Yvonnee says sometimes patients get frustrated that they have to do their own work on changing their thoughts as part of CBT, but she doesn’t let them ignore the work.
“We live in a ‘just add water’ society, an instant gratification society,” she said. “Counseling is not a one-day fix-all. The first couple sessions is just students telling me everything that’s wrong, and they will say ‘I feel great! I got this down.’ Then I will say, ‘Wait, come back, there’s a lot to still unpack. I just needed you to get it out. Now we can move forward.’ You’ve got a couple times to tell me what’s wrong, then after that I will push you to challenge yourself to be different, how can you change things, how can you control yourself?”
Before her current school assignments, Yvonnee also worked at Juvenile Probation Offices with Next Step.
“The biggest difference is the consequences are not hypothetical,” she said. “They know what the consequences are, because they have gone through them.”
That was also where she saw one of her most memorable clients who made some of the biggest changes, she said.
“In the beginning, every week it was something. ‘This person said this, this person did that.’ I said, ‘At some point we have to look at ourselves and ask ‘What can I do to be different?’ It was really cool to see them make strides. They were behind in school about half a year, and then they caught up. They came up with different plans for their future. That kiddo right there, that was my heart.”
Yvonnee wants people to understand they may have some misconceptions about therapy.

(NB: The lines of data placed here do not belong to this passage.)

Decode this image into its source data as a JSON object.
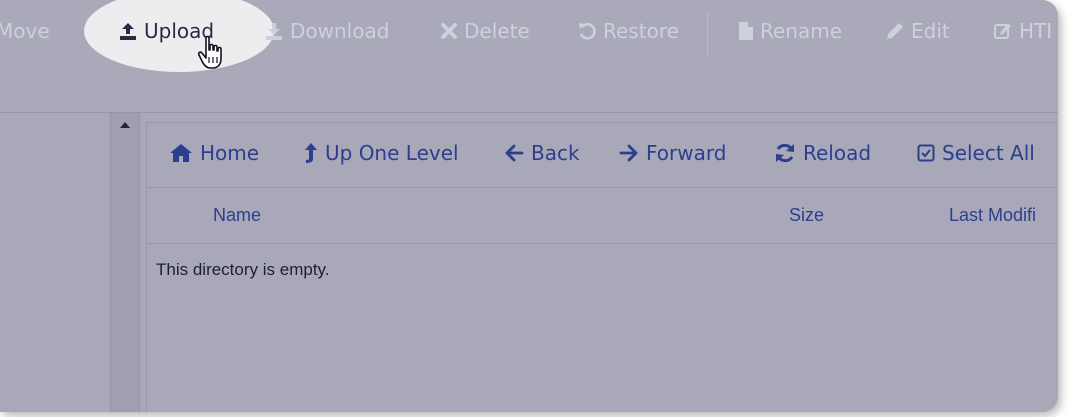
{
  "toolbar": {
    "move_label": "Move",
    "upload_label": "Upload",
    "download_label": "Download",
    "delete_label": "Delete",
    "restore_label": "Restore",
    "rename_label": "Rename",
    "edit_label": "Edit",
    "html_label": "HTI"
  },
  "nav": {
    "home_label": "Home",
    "up_label": "Up One Level",
    "back_label": "Back",
    "forward_label": "Forward",
    "reload_label": "Reload",
    "select_all_label": "Select All"
  },
  "table": {
    "columns": [
      "Name",
      "Size",
      "Last Modifi"
    ],
    "empty_message": "This directory is empty."
  },
  "colors": {
    "link_blue": "#2c3f8f",
    "disabled_text": "#cfd0de",
    "overlay_gray": "#a8a8b8",
    "spotlight": "#ededf0"
  },
  "icons": {
    "upload": "upload-icon",
    "download": "download-icon",
    "delete": "x-icon",
    "restore": "undo-icon",
    "rename": "file-icon",
    "edit": "pencil-icon",
    "html": "edit-square-icon",
    "home": "home-icon",
    "up": "level-up-icon",
    "back": "arrow-left-icon",
    "forward": "arrow-right-icon",
    "reload": "refresh-icon",
    "select_all": "checkbox-icon",
    "cursor": "hand-pointer-icon"
  }
}
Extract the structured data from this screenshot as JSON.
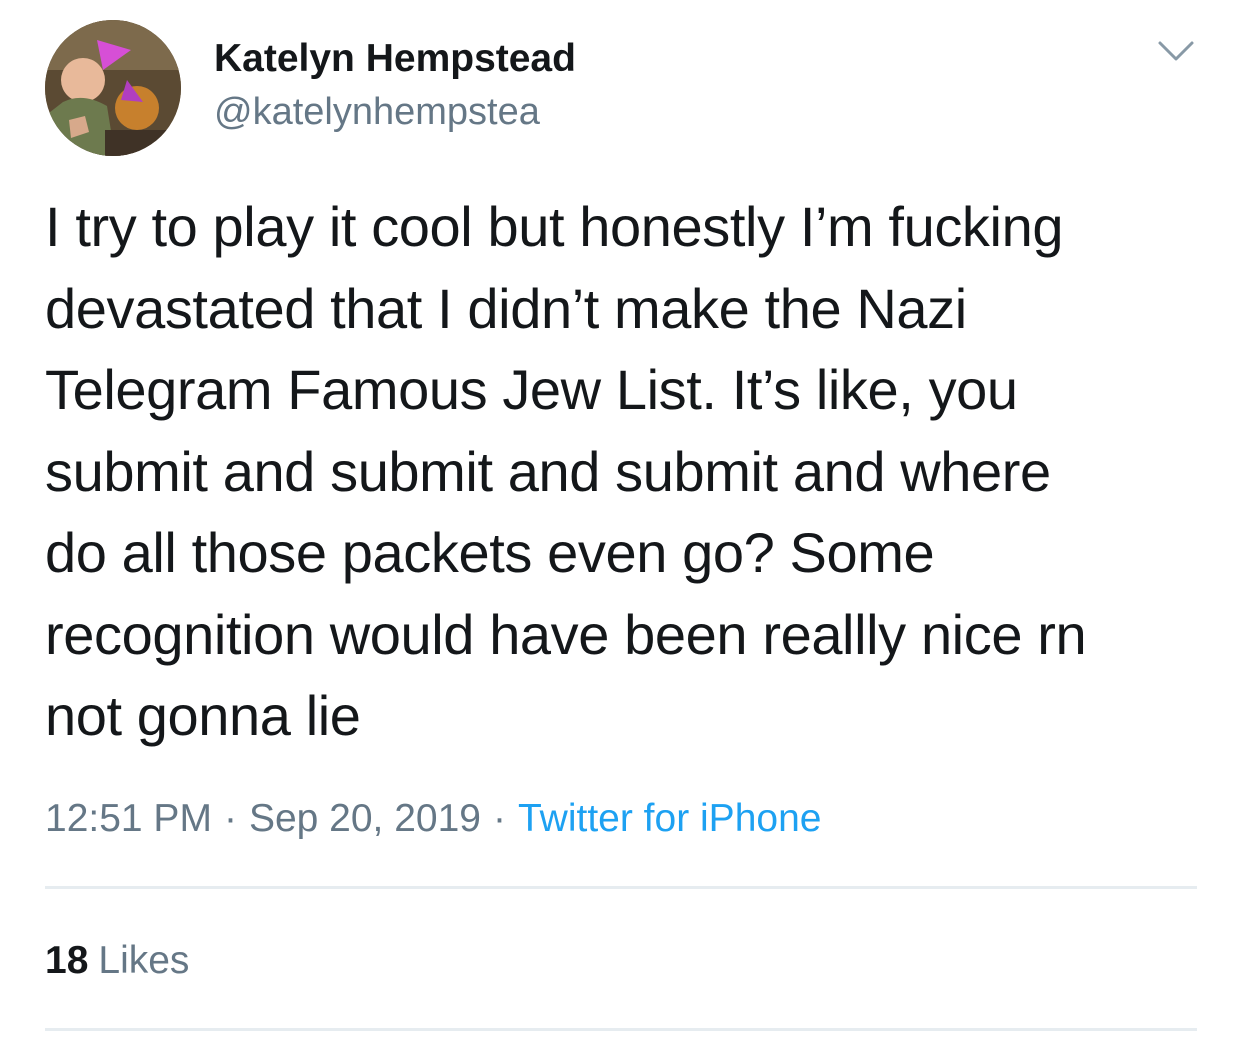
{
  "tweet": {
    "author": {
      "display_name": "Katelyn Hempstead",
      "handle": "@katelynhempstea",
      "avatar_icon": "profile-photo-party-hats"
    },
    "menu_icon": "chevron-down-icon",
    "text": "I try to play it cool but honestly I’m fucking\ndevastated that I didn’t make the Nazi\nTelegram Famous Jew List. It’s like, you\nsubmit and submit and submit and where\ndo all those packets even go? Some\nrecognition would have been reallly nice rn\nnot gonna lie",
    "time": "12:51 PM",
    "separator": "·",
    "date": "Sep 20, 2019",
    "source": "Twitter for iPhone",
    "likes_count": "18",
    "likes_label": "Likes"
  },
  "colors": {
    "text_primary": "#14171a",
    "text_secondary": "#657786",
    "link": "#1da1f2",
    "divider": "#e6ecf0",
    "background": "#ffffff"
  }
}
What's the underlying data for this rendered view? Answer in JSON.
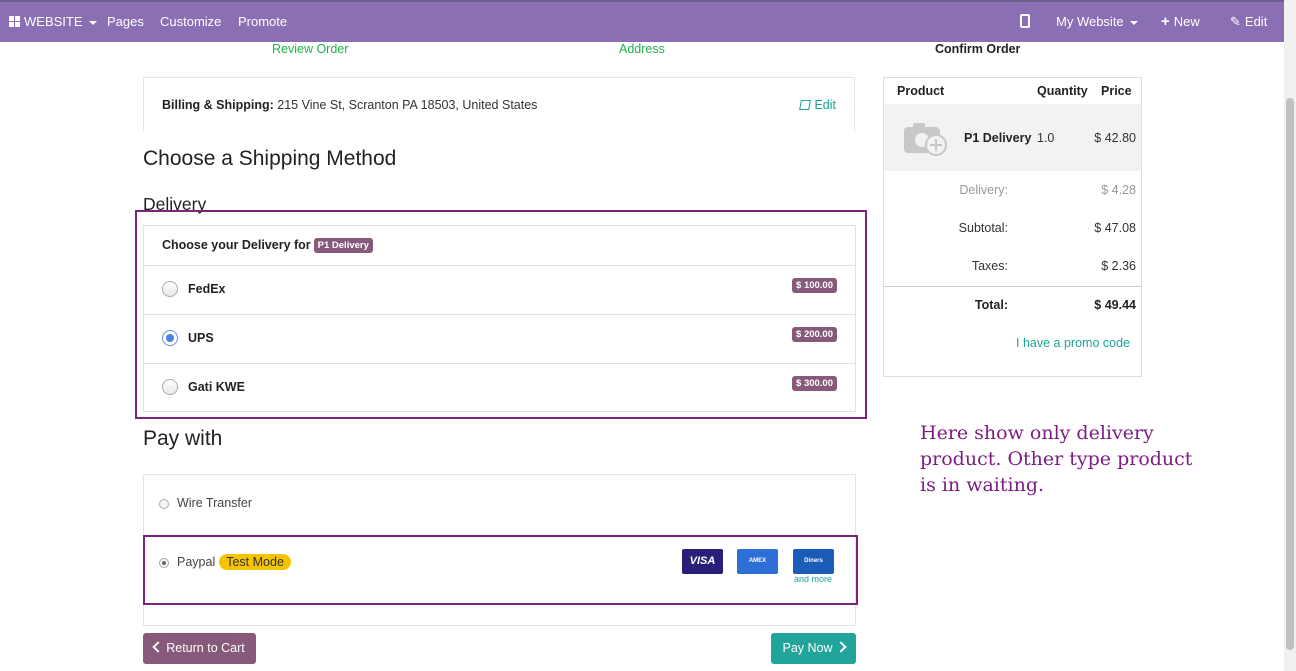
{
  "topbar": {
    "website": "WEBSITE",
    "pages": "Pages",
    "customize": "Customize",
    "promote": "Promote",
    "my_website": "My Website",
    "new": "New",
    "edit": "Edit"
  },
  "steps": [
    "Review Order",
    "Address",
    "Confirm Order"
  ],
  "billing": {
    "label": "Billing & Shipping:",
    "address": "215 Vine St, Scranton PA 18503, United States",
    "edit": "Edit"
  },
  "headings": {
    "shipping": "Choose a Shipping Method",
    "delivery": "Delivery",
    "pay": "Pay with"
  },
  "delivery": {
    "choose_label": "Choose your Delivery for",
    "product_badge": "P1 Delivery",
    "options": [
      {
        "name": "FedEx",
        "price": "$ 100.00",
        "selected": false
      },
      {
        "name": "UPS",
        "price": "$ 200.00",
        "selected": true
      },
      {
        "name": "Gati KWE",
        "price": "$ 300.00",
        "selected": false
      }
    ]
  },
  "payment": {
    "wire": "Wire Transfer",
    "paypal": "Paypal",
    "test_mode": "Test Mode",
    "cards": [
      "VISA",
      "AMEX",
      "Diners"
    ],
    "and_more": "and more"
  },
  "buttons": {
    "return": "Return to Cart",
    "pay_now": "Pay Now"
  },
  "summary": {
    "headers": {
      "product": "Product",
      "quantity": "Quantity",
      "price": "Price"
    },
    "item": {
      "name": "P1 Delivery",
      "qty": "1.0",
      "price": "$ 42.80"
    },
    "delivery_label": "Delivery:",
    "delivery_value": "$ 4.28",
    "subtotal_label": "Subtotal:",
    "subtotal_value": "$ 47.08",
    "taxes_label": "Taxes:",
    "taxes_value": "$ 2.36",
    "total_label": "Total:",
    "total_value": "$ 49.44",
    "promo": "I have a promo code"
  },
  "annotation": "Here show only delivery product. Other type product is in waiting.",
  "colors": {
    "topbar": "#8a6fb4",
    "accent": "#875a7b",
    "teal": "#21a59b",
    "annotation": "#7c1e82"
  }
}
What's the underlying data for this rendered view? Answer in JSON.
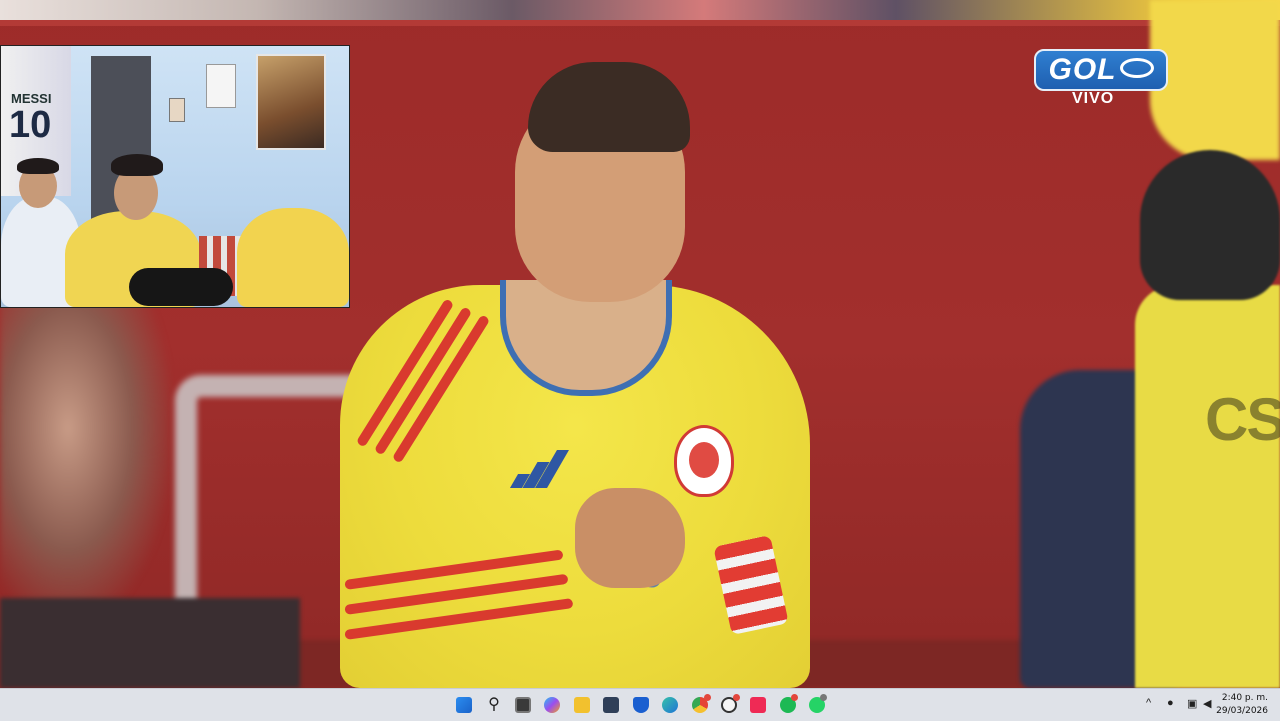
{
  "broadcast": {
    "logo_text": "GOL",
    "live_label": "VIVO",
    "player_number_partial": "10"
  },
  "webcam": {
    "jersey_name": "MESSI",
    "jersey_number": "10"
  },
  "taskbar": {
    "items": [
      {
        "name": "windows-start-icon"
      },
      {
        "name": "search-icon"
      },
      {
        "name": "task-view-icon"
      },
      {
        "name": "copilot-icon"
      },
      {
        "name": "file-explorer-icon"
      },
      {
        "name": "microsoft-store-icon"
      },
      {
        "name": "defender-icon"
      },
      {
        "name": "edge-icon"
      },
      {
        "name": "chrome-icon"
      },
      {
        "name": "chatgpt-icon"
      },
      {
        "name": "tiktok-icon"
      },
      {
        "name": "spotify-icon"
      },
      {
        "name": "whatsapp-icon"
      }
    ],
    "tray": {
      "chevron": "^",
      "time": "2:40 p. m.",
      "date": "29/03/2026"
    },
    "colors": {
      "accent_blue": "#1f6fd6",
      "badge_red": "#e3463c"
    }
  }
}
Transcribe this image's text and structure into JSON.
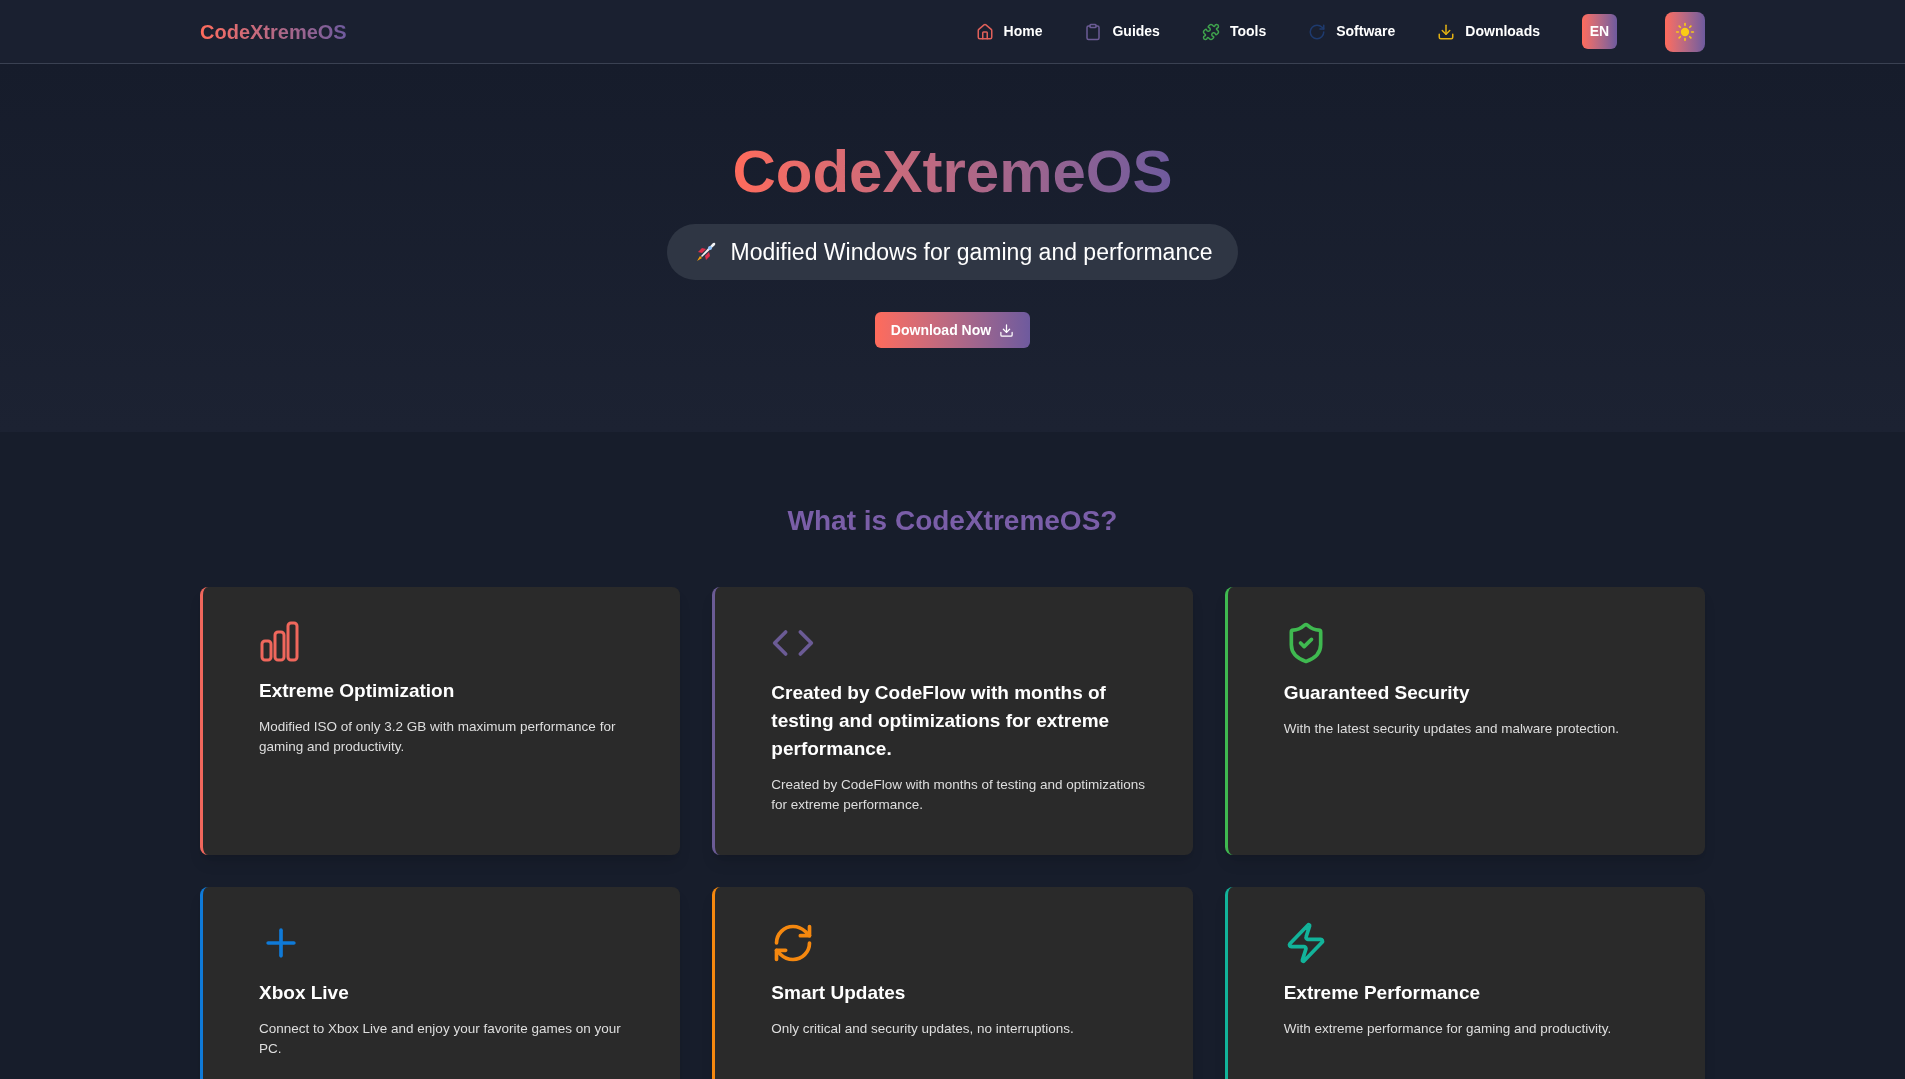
{
  "nav": {
    "logo": "CodeXtremeOS",
    "items": [
      {
        "label": "Home",
        "color": "#e0605a"
      },
      {
        "label": "Guides",
        "color": "#6b5b95"
      },
      {
        "label": "Tools",
        "color": "#3fa34d"
      },
      {
        "label": "Software",
        "color": "#1e3a6e"
      },
      {
        "label": "Downloads",
        "color": "#e2b013"
      }
    ],
    "language": "EN"
  },
  "hero": {
    "title": "CodeXtremeOS",
    "tagline": "Modified Windows for gaming and performance",
    "button": "Download Now"
  },
  "features": {
    "heading": "What is CodeXtremeOS?",
    "cards": [
      {
        "title": "Extreme Optimization",
        "text": "Modified ISO of only 3.2 GB with maximum performance for gaming and productivity.",
        "color": "#f0675c"
      },
      {
        "title": "Created by CodeFlow with months of testing and optimizations for extreme performance.",
        "text": "Created by CodeFlow with months of testing and optimizations for extreme performance.",
        "color": "#6b5b95"
      },
      {
        "title": "Guaranteed Security",
        "text": "With the latest security updates and malware protection.",
        "color": "#3fb950"
      },
      {
        "title": "Xbox Live",
        "text": "Connect to Xbox Live and enjoy your favorite games on your PC.",
        "color": "#0f7ad8"
      },
      {
        "title": "Smart Updates",
        "text": "Only critical and security updates, no interruptions.",
        "color": "#f5880f"
      },
      {
        "title": "Extreme Performance",
        "text": "With extreme performance for gaming and productivity.",
        "color": "#12b39a"
      }
    ]
  }
}
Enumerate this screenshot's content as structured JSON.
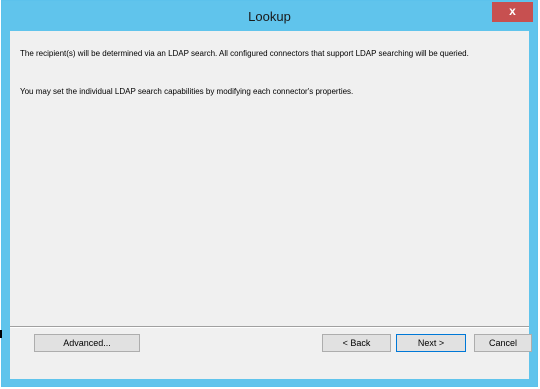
{
  "window": {
    "title": "Lookup",
    "close_label": "x"
  },
  "content": {
    "paragraph1": "The recipient(s) will be determined via an LDAP search.  All configured connectors that support LDAP searching will be queried.",
    "paragraph2": "You may set the individual LDAP search capabilities by modifying each connector's properties."
  },
  "buttons": {
    "advanced": "Advanced...",
    "back": "< Back",
    "next": "Next >",
    "cancel": "Cancel"
  },
  "colors": {
    "frame": "#60c4ec",
    "close": "#c75050",
    "background": "#f0f0f0"
  }
}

“It works if you work it,” she said. “Counseling is not just laying on a couch. I’m gonna push you, I’m going to make you mad, I’m going to challenge you, I’m going to push you to work, and if you don’t, you’re going to hate coming to see me because you’ll say ‘All she ever does is force me to face up to my junk. I don’t want you to be 30-something, still struggling and missing out on life. You can’t beat anxiety if you don’t work at it. You can’t be different if you don’t try.”